> **WORK REQUEST**
Output the full set of records exactly.

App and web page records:
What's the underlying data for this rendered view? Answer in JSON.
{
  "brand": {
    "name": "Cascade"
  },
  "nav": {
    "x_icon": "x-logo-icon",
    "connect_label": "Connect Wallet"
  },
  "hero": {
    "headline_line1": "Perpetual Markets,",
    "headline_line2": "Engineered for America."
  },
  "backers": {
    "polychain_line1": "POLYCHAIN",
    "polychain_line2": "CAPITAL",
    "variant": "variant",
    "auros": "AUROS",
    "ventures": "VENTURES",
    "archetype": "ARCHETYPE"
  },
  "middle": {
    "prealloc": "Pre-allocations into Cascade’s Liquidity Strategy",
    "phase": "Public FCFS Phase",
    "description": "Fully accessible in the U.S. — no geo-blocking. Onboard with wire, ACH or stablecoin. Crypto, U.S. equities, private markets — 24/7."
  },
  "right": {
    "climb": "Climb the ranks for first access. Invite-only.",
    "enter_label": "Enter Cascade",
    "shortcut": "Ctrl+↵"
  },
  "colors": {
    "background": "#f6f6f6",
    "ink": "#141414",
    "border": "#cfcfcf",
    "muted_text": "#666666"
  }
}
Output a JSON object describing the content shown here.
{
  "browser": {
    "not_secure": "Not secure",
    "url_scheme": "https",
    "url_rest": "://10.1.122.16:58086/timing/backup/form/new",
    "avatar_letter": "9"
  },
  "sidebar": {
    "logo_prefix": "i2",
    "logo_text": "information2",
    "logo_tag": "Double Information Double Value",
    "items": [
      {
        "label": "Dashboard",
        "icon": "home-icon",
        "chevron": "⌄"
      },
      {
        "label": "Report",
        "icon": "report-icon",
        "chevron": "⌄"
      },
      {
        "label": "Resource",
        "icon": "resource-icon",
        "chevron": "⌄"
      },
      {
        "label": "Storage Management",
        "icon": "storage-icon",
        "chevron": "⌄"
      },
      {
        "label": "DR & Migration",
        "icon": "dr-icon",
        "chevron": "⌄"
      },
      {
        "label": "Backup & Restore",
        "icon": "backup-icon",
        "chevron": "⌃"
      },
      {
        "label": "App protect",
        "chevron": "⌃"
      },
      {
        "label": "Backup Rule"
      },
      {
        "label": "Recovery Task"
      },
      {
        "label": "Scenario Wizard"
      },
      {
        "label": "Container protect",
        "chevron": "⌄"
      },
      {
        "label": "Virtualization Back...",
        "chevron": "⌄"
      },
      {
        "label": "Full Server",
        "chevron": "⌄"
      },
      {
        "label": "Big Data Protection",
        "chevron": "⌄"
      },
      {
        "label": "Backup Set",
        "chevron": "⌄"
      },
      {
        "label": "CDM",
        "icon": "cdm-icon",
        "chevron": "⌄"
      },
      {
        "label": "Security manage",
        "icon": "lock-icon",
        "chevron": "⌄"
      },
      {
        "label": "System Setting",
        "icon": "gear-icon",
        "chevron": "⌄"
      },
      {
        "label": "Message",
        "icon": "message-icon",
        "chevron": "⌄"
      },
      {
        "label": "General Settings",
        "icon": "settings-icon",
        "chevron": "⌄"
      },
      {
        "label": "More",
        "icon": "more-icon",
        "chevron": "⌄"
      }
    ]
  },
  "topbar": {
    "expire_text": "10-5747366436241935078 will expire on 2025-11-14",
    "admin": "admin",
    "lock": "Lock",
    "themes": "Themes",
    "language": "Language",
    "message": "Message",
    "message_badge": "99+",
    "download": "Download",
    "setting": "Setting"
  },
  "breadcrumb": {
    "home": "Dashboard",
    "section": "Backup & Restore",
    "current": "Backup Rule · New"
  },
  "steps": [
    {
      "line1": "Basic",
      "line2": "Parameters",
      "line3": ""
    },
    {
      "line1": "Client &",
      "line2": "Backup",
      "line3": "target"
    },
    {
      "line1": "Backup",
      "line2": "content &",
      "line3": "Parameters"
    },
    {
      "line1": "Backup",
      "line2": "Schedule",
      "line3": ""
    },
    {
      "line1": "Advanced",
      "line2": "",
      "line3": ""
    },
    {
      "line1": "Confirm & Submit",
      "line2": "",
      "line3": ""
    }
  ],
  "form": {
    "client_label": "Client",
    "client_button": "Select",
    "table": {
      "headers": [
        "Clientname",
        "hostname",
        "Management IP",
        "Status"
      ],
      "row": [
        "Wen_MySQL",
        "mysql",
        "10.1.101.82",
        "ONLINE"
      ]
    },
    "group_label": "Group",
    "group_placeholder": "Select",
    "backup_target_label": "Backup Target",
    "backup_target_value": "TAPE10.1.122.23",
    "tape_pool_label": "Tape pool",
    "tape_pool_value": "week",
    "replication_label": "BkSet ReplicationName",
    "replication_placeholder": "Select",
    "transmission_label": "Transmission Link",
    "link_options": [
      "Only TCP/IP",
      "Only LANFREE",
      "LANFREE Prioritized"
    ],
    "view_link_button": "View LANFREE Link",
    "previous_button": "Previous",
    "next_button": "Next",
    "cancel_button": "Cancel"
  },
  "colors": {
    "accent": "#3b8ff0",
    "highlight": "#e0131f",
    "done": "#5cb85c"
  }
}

> **THE ANSWER**
What's the underlying data for this rendered view? Answer in JSON.
{
  "brand": {
    "name": "Cascade"
  },
  "nav": {
    "x_icon": "x-logo-icon",
    "connect_label": "Connect Wallet"
  },
  "hero": {
    "headline_line1": "Perpetual Markets,",
    "headline_line2": "Engineered for America."
  },
  "backers": {
    "polychain_line1": "POLYCHAIN",
    "polychain_line2": "CAPITAL",
    "variant": "variant",
    "auros": "AUROS",
    "ventures": "VENTURES",
    "archetype": "ARCHETYPE"
  },
  "middle": {
    "prealloc": "Pre-allocations into Cascade’s Liquidity Strategy",
    "phase": "Public FCFS Phase",
    "description": "Fully accessible in the U.S. — no geo-blocking. Onboard with wire, ACH or stablecoin. Crypto, U.S. equities, private markets — 24/7."
  },
  "right": {
    "climb": "Climb the ranks for first access. Invite-only.",
    "enter_label": "Enter Cascade",
    "shortcut": "Ctrl+↵"
  },
  "colors": {
    "background": "#f6f6f6",
    "ink": "#141414",
    "border": "#cfcfcf",
    "muted_text": "#666666"
  }
}
Output a JSON object describing the content shown here.
{
  "browser": {
    "not_secure": "Not secure",
    "url_scheme": "https",
    "url_rest": "://10.1.122.16:58086/timing/backup/form/new",
    "avatar_letter": "9"
  },
  "sidebar": {
    "logo_prefix": "i2",
    "logo_text": "information2",
    "logo_tag": "Double Information Double Value",
    "items": [
      {
        "label": "Dashboard",
        "icon": "home-icon",
        "chevron": "⌄"
      },
      {
        "label": "Report",
        "icon": "report-icon",
        "chevron": "⌄"
      },
      {
        "label": "Resource",
        "icon": "resource-icon",
        "chevron": "⌄"
      },
      {
        "label": "Storage Management",
        "icon": "storage-icon",
        "chevron": "⌄"
      },
      {
        "label": "DR & Migration",
        "icon": "dr-icon",
        "chevron": "⌄"
      },
      {
        "label": "Backup & Restore",
        "icon": "backup-icon",
        "chevron": "⌃"
      },
      {
        "label": "App protect",
        "chevron": "⌃"
      },
      {
        "label": "Backup Rule"
      },
      {
        "label": "Recovery Task"
      },
      {
        "label": "Scenario Wizard"
      },
      {
        "label": "Container protect",
        "chevron": "⌄"
      },
      {
        "label": "Virtualization Back...",
        "chevron": "⌄"
      },
      {
        "label": "Full Server",
        "chevron": "⌄"
      },
      {
        "label": "Big Data Protection",
        "chevron": "⌄"
      },
      {
        "label": "Backup Set",
        "chevron": "⌄"
      },
      {
        "label": "CDM",
        "icon": "cdm-icon",
        "chevron": "⌄"
      },
      {
        "label": "Security manage",
        "icon": "lock-icon",
        "chevron": "⌄"
      },
      {
        "label": "System Setting",
        "icon": "gear-icon",
        "chevron": "⌄"
      },
      {
        "label": "Message",
        "icon": "message-icon",
        "chevron": "⌄"
      },
      {
        "label": "General Settings",
        "icon": "settings-icon",
        "chevron": "⌄"
      },
      {
        "label": "More",
        "icon": "more-icon",
        "chevron": "⌄"
      }
    ]
  },
  "topbar": {
    "expire_text": "10-5747366436241935078 will expire on 2025-11-14",
    "admin": "admin",
    "lock": "Lock",
    "themes": "Themes",
    "language": "Language",
    "message": "Message",
    "message_badge": "99+",
    "download": "Download",
    "setting": "Setting"
  },
  "breadcrumb": {
    "home": "Dashboard",
    "section": "Backup & Restore",
    "current": "Backup Rule · New"
  },
  "steps": [
    {
      "line1": "Basic",
      "line2": "Parameters",
      "line3": ""
    },
    {
      "line1": "Client &",
      "line2": "Backup",
      "line3": "target"
    },
    {
      "line1": "Backup",
      "line2": "content &",
      "line3": "Parameters"
    },
    {
      "line1": "Backup",
      "line2": "Schedule",
      "line3": ""
    },
    {
      "line1": "Advanced",
      "line2": "",
      "line3": ""
    },
    {
      "line1": "Confirm & Submit",
      "line2": "",
      "line3": ""
    }
  ],
  "form": {
    "client_label": "Client",
    "client_button": "Select",
    "table": {
      "headers": [
        "Clientname",
        "hostname",
        "Management IP",
        "Status"
      ],
      "row": [
        "Wen_MySQL",
        "mysql",
        "10.1.101.82",
        "ONLINE"
      ]
    },
    "group_label": "Group",
    "group_placeholder": "Select",
    "backup_target_label": "Backup Target",
    "backup_target_value": "TAPE10.1.122.23",
    "tape_pool_label": "Tape pool",
    "tape_pool_value": "week",
    "replication_label": "BkSet ReplicationName",
    "replication_placeholder": "Select",
    "transmission_label": "Transmission Link",
    "link_options": [
      "Only TCP/IP",
      "Only LANFREE",
      "LANFREE Prioritized"
    ],
    "view_link_button": "View LANFREE Link",
    "previous_button": "Previous",
    "next_button": "Next",
    "cancel_button": "Cancel"
  },
  "colors": {
    "accent": "#3b8ff0",
    "highlight": "#e0131f",
    "done": "#5cb85c"
  }
}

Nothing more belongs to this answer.